Planting A Rose Garden

In many ways, October is the best month for preparing the rose garden. You can take advantage of the abundance of fallen leaves to give you an great foundation for the flower bed. Too many people try to grow roses as isolated bushes in the lawn. It’s much better to plan for a narrow border garden by walkway, driveway, or fence that can be devoted exclusively to your roses. It’s better to have not more than 4 to 5 feet wide and as long as you have time to plant and care for.

A nice sunny spot should be picked out, and the lines marked off for the sides and ends. Then dig out your soil and subsoil to a depth of at least 12 inches, laying the soil at one side and keeping the top and bottom soils separate. If a well rotted compost from a barn or even the local store is available, fill in a good amount of this in the bottom, mixing in about one 1/3 soil. In place of the compost, shovel in a good of fallen leaves. Fill the bed with leaves and lawn rakings, then stomp them down and cover with a few inches of soil, mixing soil and leaves with a fork or tined hoe. In this way fill the bed with leaves and soil to within a few inches of the top, stomping it down the whole time to compress the leaves.
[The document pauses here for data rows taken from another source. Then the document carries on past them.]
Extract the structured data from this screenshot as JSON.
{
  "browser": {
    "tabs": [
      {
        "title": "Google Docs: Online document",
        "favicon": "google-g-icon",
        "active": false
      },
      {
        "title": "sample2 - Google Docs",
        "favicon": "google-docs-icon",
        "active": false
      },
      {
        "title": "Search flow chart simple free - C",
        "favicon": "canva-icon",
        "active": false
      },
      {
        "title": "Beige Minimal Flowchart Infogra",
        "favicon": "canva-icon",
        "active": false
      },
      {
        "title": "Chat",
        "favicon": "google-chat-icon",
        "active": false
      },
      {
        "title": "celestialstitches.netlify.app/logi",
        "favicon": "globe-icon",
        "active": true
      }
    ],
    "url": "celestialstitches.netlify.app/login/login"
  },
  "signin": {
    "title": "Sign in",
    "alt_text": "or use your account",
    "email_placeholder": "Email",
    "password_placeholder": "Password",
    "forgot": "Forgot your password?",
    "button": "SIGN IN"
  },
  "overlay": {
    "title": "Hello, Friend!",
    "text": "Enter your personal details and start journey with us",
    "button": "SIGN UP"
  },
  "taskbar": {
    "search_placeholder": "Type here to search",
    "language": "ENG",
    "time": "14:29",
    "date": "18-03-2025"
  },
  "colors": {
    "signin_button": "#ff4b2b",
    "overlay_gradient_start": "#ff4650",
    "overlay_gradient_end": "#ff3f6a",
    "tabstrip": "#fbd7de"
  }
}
Then, flood the bed with water and stomp it down again, before filling in the top with the best loamy soil you can get. The reason of the large amount of leaves is to furnish a basis of decaying vegetation as humus that can absorb and hold moisture and give the rose roots a good opportunity to grow. It’s a good thing to let the bed stand a few weeks after it’s made so it can more fully settle. If you want, it can be left until spring or it may be planted late in the fall.

There are so many varieties of roses now that you can be sure of a satisfactory selection from almost any lawn and garden supply. Study the catalogues of the rose growers and select the colors you really want. Most dealers offer special collections of varieties at reasonable prices, and this is often the best way for an amateur to get the first set of plants for the rose garden.
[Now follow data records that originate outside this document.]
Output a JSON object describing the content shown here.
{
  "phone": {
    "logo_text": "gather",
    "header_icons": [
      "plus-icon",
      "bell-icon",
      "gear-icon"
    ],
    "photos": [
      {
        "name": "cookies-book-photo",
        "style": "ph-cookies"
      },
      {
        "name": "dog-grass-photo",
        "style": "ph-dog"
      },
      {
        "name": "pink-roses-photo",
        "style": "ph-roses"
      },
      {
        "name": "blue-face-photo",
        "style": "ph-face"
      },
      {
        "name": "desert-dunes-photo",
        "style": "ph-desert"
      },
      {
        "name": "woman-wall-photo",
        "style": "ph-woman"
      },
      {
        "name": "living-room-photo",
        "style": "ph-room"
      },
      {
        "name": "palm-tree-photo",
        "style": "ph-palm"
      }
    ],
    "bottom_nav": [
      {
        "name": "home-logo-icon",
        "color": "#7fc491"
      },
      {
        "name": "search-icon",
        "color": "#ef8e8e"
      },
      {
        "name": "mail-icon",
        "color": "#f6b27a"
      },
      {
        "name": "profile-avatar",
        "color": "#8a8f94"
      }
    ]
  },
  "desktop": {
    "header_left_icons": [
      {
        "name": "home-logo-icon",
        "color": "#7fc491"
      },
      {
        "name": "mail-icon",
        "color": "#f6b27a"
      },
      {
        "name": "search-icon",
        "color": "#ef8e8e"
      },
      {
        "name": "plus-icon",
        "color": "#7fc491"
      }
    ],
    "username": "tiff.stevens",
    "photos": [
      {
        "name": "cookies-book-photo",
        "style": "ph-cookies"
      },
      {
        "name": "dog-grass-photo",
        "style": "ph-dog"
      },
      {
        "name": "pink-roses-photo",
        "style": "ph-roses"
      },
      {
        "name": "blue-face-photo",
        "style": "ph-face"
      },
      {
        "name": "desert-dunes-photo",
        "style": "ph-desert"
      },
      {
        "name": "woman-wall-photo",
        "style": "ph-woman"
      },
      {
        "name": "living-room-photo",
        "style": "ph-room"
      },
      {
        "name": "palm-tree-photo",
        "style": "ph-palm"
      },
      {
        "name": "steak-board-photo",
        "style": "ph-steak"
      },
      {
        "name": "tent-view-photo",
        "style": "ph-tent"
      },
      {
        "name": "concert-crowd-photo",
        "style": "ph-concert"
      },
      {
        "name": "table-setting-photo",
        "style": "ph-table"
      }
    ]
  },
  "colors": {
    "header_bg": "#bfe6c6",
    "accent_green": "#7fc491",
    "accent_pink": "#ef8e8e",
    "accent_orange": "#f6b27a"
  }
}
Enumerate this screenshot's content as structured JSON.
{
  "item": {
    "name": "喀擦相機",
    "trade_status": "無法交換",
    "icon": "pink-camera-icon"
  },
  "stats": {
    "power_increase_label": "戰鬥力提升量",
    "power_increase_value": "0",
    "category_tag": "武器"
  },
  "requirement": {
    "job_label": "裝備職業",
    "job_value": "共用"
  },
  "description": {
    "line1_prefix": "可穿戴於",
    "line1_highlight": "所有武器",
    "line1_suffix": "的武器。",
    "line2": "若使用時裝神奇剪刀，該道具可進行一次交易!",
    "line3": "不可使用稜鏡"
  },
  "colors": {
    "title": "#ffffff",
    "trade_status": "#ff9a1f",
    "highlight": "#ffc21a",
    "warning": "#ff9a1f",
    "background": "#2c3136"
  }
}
The one great caution to be observed in planting roses at any season is to be sure to bury them so deep that the point of union of stock and a young shoot or twig is several inches below the surface. This is to prevent the growth of suckers from the root. Such suckers absorb the sap that’s supposed to go to the main branches and soon kill the flowering part of the plant.

The Librarian
When my husband and I first met, I worked in the school library. Hence the name "The Librarian".

I love cooking, being a housewife, gardening, sewing along with quilt making, being a grandma, and my cats. I'm the pianist at my church and just so happens, my husband is my pastor.

3 comments on “Planting A Rose Garden

  1. Marlein says:

    This is a wonderful article Ms. Librarian. How do you come up with so many gardening tips. Do you have a large garden?

    • Friends and literature. I also plant many things around my farm. I have a few rose bushes out front but want to get more. I have many wild roses on the farm also.

      • Marlein says:

        Well, maybe you can post some photo’s sometime of your rose bushes. That would be nice.